That hope is raised by three presentations at the annual meeting of the American Chemical Society, being held Sept. 10-14 in San Francisco.
The papers have three things in common.
Second, they showed that these adult stem cells -- which ordinarily would have become blood cells -- can instead become solid organ cells, or even nerve cells.
Finally, they taught these new tricks to the adult cells by changing the physical environment in which they grew.
Arnold Schwarzenegger Cells?
Berkeley scientists Kyle Kurpinski and colleagues got the cells to attach to an elastic membrane, which had grooves to get the cells to align the right way.
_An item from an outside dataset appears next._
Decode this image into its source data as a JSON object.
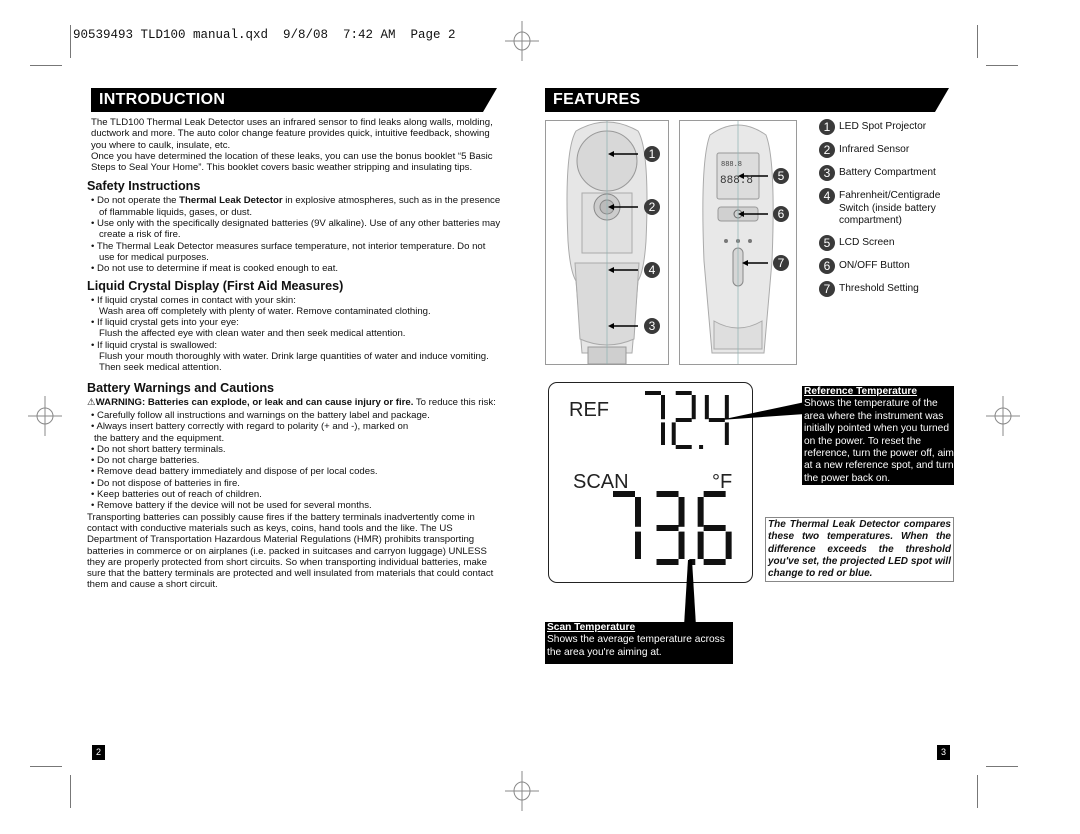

Then the membrane constantly stretched and relaxed for several days.
Cells that exercised this way started to become smooth muscle cells -- the kind of cells that make up blood vessels.
Kurpinski points out that in the body, stem cells attach to the walls of blood vessels. As blood is pumped through these arteries, the cells naturally stretch and contract.
"If a cell cannot flex its muscles like Arnold Schwarzenegger, it cannot build its muscles," Kurpinski said in a news conference. "Gov. Schwarzenegger got big biceps by lifting dumbbells ... It works the same way for stem cells to become smooth muscle cells. They have to sit in culture day in and day out lifting weights."
Stem Cells Feel
Stem cells feel their environment. And what they feel determines what they become, reports Dennis E. Discher, PhD, professor of chemical and biomolecular engineering at the University of Pennsylvania, in a second presentation.
By growing cells in a soft, stiff, or rigid environment, Discher's team was able to get adult bone marrow cells to become more like soft nerve cells, rigid bone cells, or stiff muscle cells.
To complete the process, Discher's team found the cells needed stimulation from the proper mix of chemical messengers.
Turning Blood Banks Into Cell Factories
Blood stem cells can, indeed, become many different kinds of cells, confirms E. Terry Papoutsakis, PhD, professor of chemical and biological engineering at Northwestern University, in the third report.
Simply by manipulating the conditions in which blood stem cells are grown, Papoutsakis and colleagues were able to make the cells take off in previously unexpected directions.
"We demonstrate these cells can do more than is currently accepted," Papoutsakis said in the news conference. "There are several approaches to harness the potential of the billions of stem cells we make every day."